WGS 393 • Nation, Empire, and Sexuality
3:00 PM-6:00 PM
This course examines the close encounters and contact zones that marked American continental and overseas expansionism from the early nineteenth-century to the present. We will focus on histories and theories of sexuality as these theories pertain to the raise of United States national identity and empire, and to U.S. relations to other territories, nations, and empires.
This class is purposefully broad in scope to allow students interested in the general topic to conduct research or a literature review. In this class, we will conduct a semester-long workshop about the role of sexuality in the making of the U.S. nation and empire. During the first half of the semester, we will look together at the historiography around particular issues, and then prepare short conference length papers (12-14 pages). Students will then meet individually with the instructor to report on their progress. We will conclude the semester with a mini-conference around students' papers.

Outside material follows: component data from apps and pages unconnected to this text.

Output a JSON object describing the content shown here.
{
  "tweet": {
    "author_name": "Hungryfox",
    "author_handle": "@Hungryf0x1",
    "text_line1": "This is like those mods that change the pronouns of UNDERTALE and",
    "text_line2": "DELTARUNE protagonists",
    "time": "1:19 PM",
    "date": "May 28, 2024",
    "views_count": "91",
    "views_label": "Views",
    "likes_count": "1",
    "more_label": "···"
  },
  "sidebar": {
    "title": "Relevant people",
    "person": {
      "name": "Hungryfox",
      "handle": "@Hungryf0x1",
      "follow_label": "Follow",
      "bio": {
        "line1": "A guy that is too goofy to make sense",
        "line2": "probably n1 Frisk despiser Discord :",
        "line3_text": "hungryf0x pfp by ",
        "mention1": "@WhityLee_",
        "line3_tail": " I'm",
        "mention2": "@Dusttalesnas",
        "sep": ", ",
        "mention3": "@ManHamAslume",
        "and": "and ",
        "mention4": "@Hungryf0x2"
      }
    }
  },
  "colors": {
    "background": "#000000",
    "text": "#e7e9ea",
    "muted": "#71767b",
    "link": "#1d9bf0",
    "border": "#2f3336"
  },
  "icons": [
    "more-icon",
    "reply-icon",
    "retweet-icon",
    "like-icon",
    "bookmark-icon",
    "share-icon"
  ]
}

Possible Texts: Laura Briggs, Reproducing Empire Albert L. Hurtado, Intimate Frontiers Luibheid and Cantu, eds., Queer Migrations Ann McClintock, Imperial Leather Pablo Mitchell, Coyote Nation Mary A. Renda, Taking Haiti Ann L. Stoler, eds., Haunted by Empire Shelley Streeby, American Sensations